Valerie Traub, “Sexuality”, in A Cultural History of Western Empires, vol. 3, A Cultural History of Western Empires in the Renaissance, pp. 147-180
David Nirenberg, Neighboring Faiths: Christianity, Islam, and Judaism in the Middle Ages and Today, Chicago and London, University of Chicago Press, 2014.
Geraldine Heng, Invention of Race in the European Middle Ages, New York, Cambridge University Press, 2018.
Carmen Nocentelli, Empires of Love: Europe, Asia, and the Making of Early Modern Identity, Philadelphia, University of Pennsylvania Press, 2014.
Rudi Bleys, Geography of Perversion: Male-to-Male Sexual Behaviour outside the West and the Ethnographic Imagination, 1750-1918, New York: New York University Press, 1995.
[i] Ann L. Stoler, Race and the Education of Desire: Foucault’s “History of Sexuality” and the Colonial Order of Things, Durham and London, Duke University Press, 1995. On colonialism and sexuality, see also Ronald Hyam, Empire and Sexuality: The British Experience, New York, St. Martin’s Press, 1990. On Orientalism and homosexuality, see Joseph A. Boone, Orientalism and Homosexuality, New York, Columbia University Press, 2015.
[ii] Jean-Raphaël Bourge, “Colonialismo, omosessualità e mondo islamico nell’immaginario erotico europeo tra Otto e Novecento”, in Le trasgressioni della carne. Il desiderio omosessuale nel mondo islamico e cristiano, secc. XII-XX, ed. by Umberto Grassi and Giuseppe Marcocci, Rome, Viella, 2015, pp. 187-203.
[iii] Jonathan Burton, “Race”, in A Cultural History of Western Empires, gen. ed. Antoinette Burton, vol. 3, A Cultural History of Western Empires in the Renaissance, ed. by Ania Loomba, London, Bloomsbury Academic, 2019, pp. 203-228: 215.
[v] Traub, “Sexuality”, in A Cultural History of Western Empires, vol. 3, A Cultural History of Western Empires in the Renaissance, pp. 147-180: 152. See also: Geraldine Heng, “The Invention of Race in the European Middle Ages I: Race Studies, Modernity, and the Middle Ages”, Literature Compass, 8/5 (2011), pp. 258-274; and Ania Loomba, “Race and the Possibilities of Comparative Critique”, New Literary History, 40/3 (2009), pp. 501-522.
[vi] David Nirenberg, Neighboring Faiths: Christianity, Islam, and Judaism in the Middle Ages and Today, Chicago and London, University of Chicago Press, 2014, pp. 169-190.

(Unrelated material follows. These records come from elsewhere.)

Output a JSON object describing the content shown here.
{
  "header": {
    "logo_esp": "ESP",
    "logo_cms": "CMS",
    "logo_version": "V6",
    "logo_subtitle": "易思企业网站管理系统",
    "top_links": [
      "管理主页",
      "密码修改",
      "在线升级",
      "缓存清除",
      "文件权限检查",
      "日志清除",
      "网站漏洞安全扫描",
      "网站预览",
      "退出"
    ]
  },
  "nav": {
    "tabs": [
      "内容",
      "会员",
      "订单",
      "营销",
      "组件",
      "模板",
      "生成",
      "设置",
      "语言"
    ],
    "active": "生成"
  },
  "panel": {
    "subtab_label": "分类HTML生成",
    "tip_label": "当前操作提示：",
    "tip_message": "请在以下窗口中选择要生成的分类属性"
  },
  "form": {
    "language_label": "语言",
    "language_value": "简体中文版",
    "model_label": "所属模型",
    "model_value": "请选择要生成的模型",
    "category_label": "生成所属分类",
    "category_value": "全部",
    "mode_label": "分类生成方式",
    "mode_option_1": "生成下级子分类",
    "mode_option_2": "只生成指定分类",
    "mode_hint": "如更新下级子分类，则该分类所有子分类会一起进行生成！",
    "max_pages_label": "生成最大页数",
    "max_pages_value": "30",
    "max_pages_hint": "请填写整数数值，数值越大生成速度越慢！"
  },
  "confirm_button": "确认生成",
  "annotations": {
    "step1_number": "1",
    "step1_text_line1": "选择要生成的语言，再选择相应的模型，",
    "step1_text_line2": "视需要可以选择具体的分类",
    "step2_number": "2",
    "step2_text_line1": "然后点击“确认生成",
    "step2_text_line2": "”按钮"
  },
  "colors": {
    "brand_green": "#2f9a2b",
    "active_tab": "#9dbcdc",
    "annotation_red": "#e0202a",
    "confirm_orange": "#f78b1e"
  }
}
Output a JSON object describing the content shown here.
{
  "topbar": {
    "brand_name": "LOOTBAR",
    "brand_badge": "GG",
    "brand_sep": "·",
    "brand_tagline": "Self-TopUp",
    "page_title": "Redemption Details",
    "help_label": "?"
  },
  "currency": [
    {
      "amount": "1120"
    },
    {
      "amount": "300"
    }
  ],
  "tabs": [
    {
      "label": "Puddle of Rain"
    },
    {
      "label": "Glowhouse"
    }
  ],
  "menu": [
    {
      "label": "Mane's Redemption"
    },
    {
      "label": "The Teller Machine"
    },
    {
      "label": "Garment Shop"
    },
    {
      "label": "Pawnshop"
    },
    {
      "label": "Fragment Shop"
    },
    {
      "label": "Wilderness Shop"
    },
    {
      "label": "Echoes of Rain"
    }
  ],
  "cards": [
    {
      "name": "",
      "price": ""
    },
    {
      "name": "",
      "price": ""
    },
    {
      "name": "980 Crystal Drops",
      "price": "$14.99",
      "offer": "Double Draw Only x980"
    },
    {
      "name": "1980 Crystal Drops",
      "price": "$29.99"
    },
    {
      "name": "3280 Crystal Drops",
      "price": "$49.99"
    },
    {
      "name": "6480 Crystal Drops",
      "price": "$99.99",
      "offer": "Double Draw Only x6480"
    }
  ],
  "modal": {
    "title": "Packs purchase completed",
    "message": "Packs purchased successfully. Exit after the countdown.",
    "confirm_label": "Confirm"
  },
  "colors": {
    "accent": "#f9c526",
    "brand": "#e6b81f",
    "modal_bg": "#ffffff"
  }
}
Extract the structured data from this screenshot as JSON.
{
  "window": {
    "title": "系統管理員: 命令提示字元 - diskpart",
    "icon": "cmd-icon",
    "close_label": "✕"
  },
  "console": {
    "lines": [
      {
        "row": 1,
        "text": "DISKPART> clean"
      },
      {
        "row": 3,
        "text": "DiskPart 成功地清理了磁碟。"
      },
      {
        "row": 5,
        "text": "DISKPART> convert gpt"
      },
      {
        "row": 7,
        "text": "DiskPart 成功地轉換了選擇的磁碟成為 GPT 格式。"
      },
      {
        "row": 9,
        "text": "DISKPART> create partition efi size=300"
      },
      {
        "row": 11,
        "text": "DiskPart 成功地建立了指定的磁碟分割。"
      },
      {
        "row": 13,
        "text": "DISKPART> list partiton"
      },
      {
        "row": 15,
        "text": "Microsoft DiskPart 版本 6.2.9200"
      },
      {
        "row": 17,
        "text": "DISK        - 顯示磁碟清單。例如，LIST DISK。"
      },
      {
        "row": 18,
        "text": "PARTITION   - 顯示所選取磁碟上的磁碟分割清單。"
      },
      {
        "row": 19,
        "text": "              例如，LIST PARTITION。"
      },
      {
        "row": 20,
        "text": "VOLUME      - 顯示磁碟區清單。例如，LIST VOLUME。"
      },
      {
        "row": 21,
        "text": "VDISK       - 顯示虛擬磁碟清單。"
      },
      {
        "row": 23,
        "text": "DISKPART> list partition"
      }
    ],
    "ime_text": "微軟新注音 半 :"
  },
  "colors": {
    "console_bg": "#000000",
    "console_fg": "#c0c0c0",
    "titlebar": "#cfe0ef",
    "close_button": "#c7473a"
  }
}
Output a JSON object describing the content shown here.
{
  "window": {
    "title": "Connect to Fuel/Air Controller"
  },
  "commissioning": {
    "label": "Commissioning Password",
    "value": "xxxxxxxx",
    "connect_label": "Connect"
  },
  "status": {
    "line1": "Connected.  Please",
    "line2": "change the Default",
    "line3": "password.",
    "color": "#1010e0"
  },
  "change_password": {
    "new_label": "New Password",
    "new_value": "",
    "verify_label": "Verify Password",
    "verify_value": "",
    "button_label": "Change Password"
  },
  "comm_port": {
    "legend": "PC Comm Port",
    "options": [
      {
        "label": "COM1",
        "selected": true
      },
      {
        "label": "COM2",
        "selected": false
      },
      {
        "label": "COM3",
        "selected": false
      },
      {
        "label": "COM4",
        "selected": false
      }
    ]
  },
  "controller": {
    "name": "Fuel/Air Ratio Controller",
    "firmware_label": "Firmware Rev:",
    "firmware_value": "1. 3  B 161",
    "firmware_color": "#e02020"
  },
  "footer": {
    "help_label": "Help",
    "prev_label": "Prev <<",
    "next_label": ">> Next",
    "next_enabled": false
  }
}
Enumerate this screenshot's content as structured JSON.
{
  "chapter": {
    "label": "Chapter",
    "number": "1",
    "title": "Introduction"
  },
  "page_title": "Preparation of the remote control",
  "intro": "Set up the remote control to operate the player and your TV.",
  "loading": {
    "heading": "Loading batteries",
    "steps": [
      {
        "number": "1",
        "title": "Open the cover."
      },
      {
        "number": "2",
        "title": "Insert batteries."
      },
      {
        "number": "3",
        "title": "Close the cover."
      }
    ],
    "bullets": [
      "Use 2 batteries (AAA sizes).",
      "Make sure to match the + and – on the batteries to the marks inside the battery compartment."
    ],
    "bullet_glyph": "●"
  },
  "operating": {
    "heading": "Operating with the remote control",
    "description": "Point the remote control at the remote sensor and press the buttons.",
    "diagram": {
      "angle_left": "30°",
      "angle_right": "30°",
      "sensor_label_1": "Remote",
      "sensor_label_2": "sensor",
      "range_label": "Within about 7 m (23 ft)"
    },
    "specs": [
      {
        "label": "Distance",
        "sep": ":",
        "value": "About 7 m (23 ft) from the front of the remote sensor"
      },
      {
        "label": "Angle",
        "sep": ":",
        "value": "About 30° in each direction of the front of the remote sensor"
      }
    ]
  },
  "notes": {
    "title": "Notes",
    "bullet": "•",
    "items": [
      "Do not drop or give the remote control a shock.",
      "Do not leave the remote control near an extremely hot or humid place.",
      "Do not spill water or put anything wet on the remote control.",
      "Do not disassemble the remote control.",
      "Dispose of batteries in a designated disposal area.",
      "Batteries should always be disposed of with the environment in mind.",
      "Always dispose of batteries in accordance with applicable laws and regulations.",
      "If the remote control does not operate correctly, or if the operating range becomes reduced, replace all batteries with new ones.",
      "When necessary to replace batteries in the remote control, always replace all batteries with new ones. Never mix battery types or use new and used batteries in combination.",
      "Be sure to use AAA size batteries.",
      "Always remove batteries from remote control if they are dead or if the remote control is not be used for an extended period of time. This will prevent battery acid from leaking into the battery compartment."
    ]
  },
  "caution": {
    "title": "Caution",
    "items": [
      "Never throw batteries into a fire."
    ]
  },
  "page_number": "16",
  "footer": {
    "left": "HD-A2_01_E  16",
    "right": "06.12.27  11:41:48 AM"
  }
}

[vii] Joseph Roisman, “Greek and Roman Ethnosexuality”, in A Companion to Greek and Roman Sexualities, ed. by Thomas K. Hubbard, Chichester, Wiley Blackwell, 2014, pp. 405-423.
[viii] Traub, “Sexuality”, p. 152.
[ix] Bleys, Geography of Perversion.
[x] Carmen Nocentelli, Empires of Love: Europe, Asia, and the Making of Early Modern Identity, Philadelphia, University of Pennsylvania Press, 2014.
[xi] Joan Cadden, Nothing Natural is Shameful: Sodomy and Science in Late Medieval Europe, Philadelphia, University of Pennsylvania Press, 2013.
[xii] Traub, “Sexuality”, p. 154.